One of the greatest fears people have when they are considering credit card debt settlement is being sued by a creditor or debt collection company. The question is often asked, "What are the chances of them suing me while I'm trying to work out a credit card debt settlement?" To understand the answer you must first understand the process of debt collection litigation.
In this session were going to take a look at the hoops a creditor or debt collection company must jump go through in order to sue a debtor. This knowledge will help you understand your chances of being served with a lawsuit or hit with a wage garnishment.
Ever heard this conversation before? "Sir / ma'am, if we do not receive a payment by this Friday, unfortunately you leave us no other alternative but to sue you." Threatening debtors with lawsuits, wage garnishments and arrests have been a staple in the debt collector's arsenal for years. If you are trying to work out a credit card debt settlement, you need to know the facts about being sued for unsecured debt. Note, I said unsecured debt; secured debt is a whole other subject.
Credit card debt settlement is really the way to go as opposed to bankruptcy but it does offer some potential challenges you will not experience with bankruptcy. The one big one is; once a person files bankruptcy, all creditors must cease their collection activities! With credit card debt settlement, creditors are not required by law to cease in their attempts to collect. That being said, here are the normal steps a creditor or debt collection agency has to go through in preparation to sue a debtor.
Step # 1 – Assets Investigation: It serves no purpose satisfying someone who can ill afford to pay. As the old saying goes, "You can not squeeze blood from a turnip!" This first step involves hiring an Assets Investigator to determine the likelihood of collecting the judgment in the event that they do sue and win. A typical investigation may include the following: skip tracing, verification of employment income, corporate affiliations, liens, judgments and bankruptcies, professional licenses, real property, automobiles, bank accounts, brokerage accounts, water vessels and aircraft. It will also include personal information confirmation such as: date of birth, social security number, social security number fraud check, address history, divorce records, name of spouse and children and child support payments.
The average going rate for an assets investigation is around $ 400.00 plus expenses when applicable. This step is vital because it does not make good business sense for a company to sue if they do not know if their judgment will be collectible. No sane company is going to skip this step.
Step # 2 – Hire an Attorney: As you know, hiring an attorney is not cheap no matter what the issue is. A creditor or debt collector can expect to pay anywhere from $ 150.00 per hour for an attorney right out of law school and $ 225.00 and upward for an experienced attorney. We've only been through two steps and already you can see why credit card debt settlement is a better option than a lawsuit.
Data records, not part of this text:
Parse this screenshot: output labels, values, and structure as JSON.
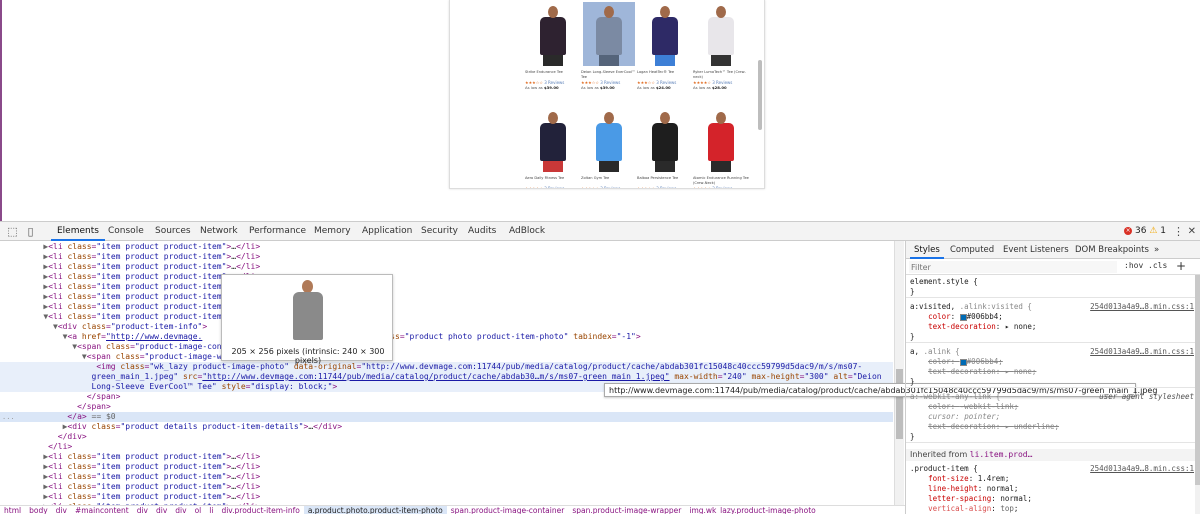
{
  "page": {
    "products": [
      {
        "name": "Strike Endurance Tee",
        "stars": "★★★☆☆",
        "reviews": "3 Reviews",
        "price_label": "As low as",
        "price": "$39.00",
        "shirt": "#2e2230",
        "pants": "#2a2a2a",
        "highlight": false
      },
      {
        "name": "Deion Long-Sleeve EverCool™ Tee",
        "stars": "★★★☆☆",
        "reviews": "3 Reviews",
        "price_label": "As low as",
        "price": "$39.00",
        "shirt": "#7b8aa3",
        "pants": "#55647a",
        "highlight": true
      },
      {
        "name": "Logan HeatTec® Tee",
        "stars": "★★★☆☆",
        "reviews": "3 Reviews",
        "price_label": "As low as",
        "price": "$24.00",
        "shirt": "#2e2a66",
        "pants": "#3d7fd6",
        "highlight": false
      },
      {
        "name": "Ryker LumaTech™ Tee (Crew-neck)",
        "stars": "★★★★☆",
        "reviews": "3 Reviews",
        "price_label": "As low as",
        "price": "$28.00",
        "shirt": "#e8e6ea",
        "pants": "#333333",
        "highlight": false
      },
      {
        "name": "Aero Daily Fitness Tee",
        "stars": "★★★★☆",
        "reviews": "3 Reviews",
        "price_label": "",
        "price": "",
        "shirt": "#22223a",
        "pants": "#c93838",
        "highlight": false
      },
      {
        "name": "Zoltan Gym Tee",
        "stars": "★★★☆☆",
        "reviews": "3 Reviews",
        "price_label": "",
        "price": "",
        "shirt": "#4a9ae6",
        "pants": "#2a2a2a",
        "highlight": false
      },
      {
        "name": "Balboa Persistence Tee",
        "stars": "★★★☆☆",
        "reviews": "3 Reviews",
        "price_label": "",
        "price": "",
        "shirt": "#1e1e1e",
        "pants": "#2a2a2a",
        "highlight": false
      },
      {
        "name": "Atomic Endurance Running Tee (Crew-Neck)",
        "stars": "★★★★☆",
        "reviews": "3 Reviews",
        "price_label": "",
        "price": "",
        "shirt": "#d4232a",
        "pants": "#2a2a2a",
        "highlight": false
      }
    ]
  },
  "devtools": {
    "tabs": [
      "Elements",
      "Console",
      "Sources",
      "Network",
      "Performance",
      "Memory",
      "Application",
      "Security",
      "Audits",
      "AdBlock"
    ],
    "active_tab": "Elements",
    "error_count": "36",
    "warning_count": "1",
    "tree": {
      "li_line": {
        "open": "<li ",
        "attr": "class",
        "eq": "=\"",
        "val": "item product product-item",
        "close": "\">",
        "dots": "…",
        "end": "</li>"
      },
      "div_info": {
        "open": "<div ",
        "attr": "class",
        "val": "product-item-info"
      },
      "a_open": {
        "open": "<a ",
        "attr1": "href",
        "href": "http://www.devmage.com:11744/deion-long-sleeve-evercool-trade-tee.html",
        "href_visible": "http://www.devmage.",
        "href_tail": "trade-tee.html",
        "attr2": "class",
        "cls": "product photo product-item-photo",
        "attr3": "tabindex",
        "tab": "-1"
      },
      "span1": {
        "open": "<span ",
        "attr": "class",
        "val": "product-image-container"
      },
      "span2": {
        "open": "<span ",
        "attr": "class",
        "val": "product-image-wrapper",
        "tail": "%;\">"
      },
      "img": {
        "open": "<img ",
        "cls_attr": "class",
        "cls": "wk_lazy product-image-photo",
        "data_attr": "data-original",
        "data": "http://www.devmage.com:11744/pub/media/catalog/product/cache/abdab301fc15048c40ccc59799d5dac9/m/s/ms07-",
        "data2": "green_main_1.jpeg",
        "src_attr": "src",
        "src": "http://www.devmage.com:11744/pub/media/catalog/product/cache/abdab30…m/s/ms07-green_main_1.jpeg",
        "mw_attr": "max-width",
        "mw": "240",
        "mh_attr": "max-height",
        "mh": "300",
        "alt_attr": "alt",
        "alt": "Deion Long-Sleeve EverCool™ Tee",
        "style_attr": "style",
        "style": "display: block;"
      },
      "close_span": "</span>",
      "close_a": "</a>",
      "selected_marker": "== $0",
      "details": {
        "open": "<div ",
        "attr": "class",
        "val": "product details product-item-details",
        "end": "</div>"
      },
      "close_div": "</div>",
      "close_li": "</li>",
      "gutter": "..."
    },
    "img_tooltip": "205 × 256 pixels (intrinsic: 240 × 300 pixels)",
    "url_tooltip": "http://www.devmage.com:11744/pub/media/catalog/product/cache/abdab301fc15048c40ccc59799d5dac9/m/s/ms07-green_main_1.jpeg",
    "breadcrumbs": [
      "html",
      "body",
      "div",
      "#maincontent",
      "div",
      "div",
      "div",
      "ol",
      "li",
      "div.product-item-info",
      "a.product.photo.product-item-photo",
      "span.product-image-container",
      "span.product-image-wrapper",
      "img.wk_lazy.product-image-photo"
    ],
    "active_breadcrumb": 10,
    "styles": {
      "tabs": [
        "Styles",
        "Computed",
        "Event Listeners",
        "DOM Breakpoints"
      ],
      "more": "»",
      "filter_placeholder": "Filter",
      "hov": ":hov",
      "cls": ".cls",
      "plus": "+",
      "element_style": "element.style {",
      "brace_close": "}",
      "rule1": {
        "selector": "a:visited,",
        "selector_dim": " .alink:visited {",
        "source": "254d013a4a9…8.min.css:1",
        "p1": "color",
        "v1": "#006bb4",
        "p2": "text-decoration",
        "v2": "none"
      },
      "rule2": {
        "selector": "a,",
        "selector_dim": " .alink {",
        "source": "254d013a4a9…8.min.css:1",
        "p1": "color",
        "v1": "#006bb4",
        "p2": "text-decoration",
        "v2": "none"
      },
      "rule3": {
        "selector": "a:-webkit-any-link {",
        "source": "user agent stylesheet",
        "p1": "color",
        "v1": "-webkit-link",
        "p2": "cursor",
        "v2": "pointer",
        "p3": "text-decoration",
        "v3": "underline"
      },
      "inherited_label": "Inherited from ",
      "inherited_from": "li.item.prod…",
      "rule4": {
        "selector": ".product-item {",
        "source": "254d013a4a9…8.min.css:1",
        "p1": "font-size",
        "v1": "1.4rem",
        "p2": "line-height",
        "v2": "normal",
        "p3": "letter-spacing",
        "v3": "normal",
        "p4": "vertical-align",
        "v4": "top"
      }
    }
  }
}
Step # 3 – File The Case In Court: Once the attorney takes the case, they will be required to pay the upfront legal costs such as the filing fees, court costs, etc. These fees can range anywhere from $ 700.00 to $ 1300.00 depending on the jurisdiction of the lawsuit. The question they have to weight is, "Do we take the chance in court or work out a credit card debt settlement initiated by the debtor?"
Step # 4 – Cross Their Fingers: Why must they cross their fingers and hope that all of the stars are aligned in their favor? If they decide to proceed with legal action and they are awarded a wage garnishment, the debtor could quit that job and they are credited right back to square one. If in the middle of the suit the debtor decides to file bankruptcy, the creditor or debt collection company will end up getting nothing. If the debtor sells all of their assets, gives them away or empties out their bank accounts, once again the company that initiated the lawsuit gets nothing. Now you can see why credit card debt settlement is by far the better option for all parties involved.
But the worst of all scenarios is if the debtor does one of two things: (a). Shows up in court with a consumer advocate attorney who is ready to fight as if this is the end of the world. Or, (b). The debtors opts to represent himself Pro Se and is fully prepared to drag this issue the long route with various valid legal motions related to the FDCPA, FCRA and state laws.
In any of these scenarios, the creditor or debt collection company will be faced with a mounting legal bill they may exceed what they may or may not have recovered. Clearly, if the assets and income are not there – or there seems to be a gray area on their ability to collect, it would be to their advantage to work out a credit card debt settlement.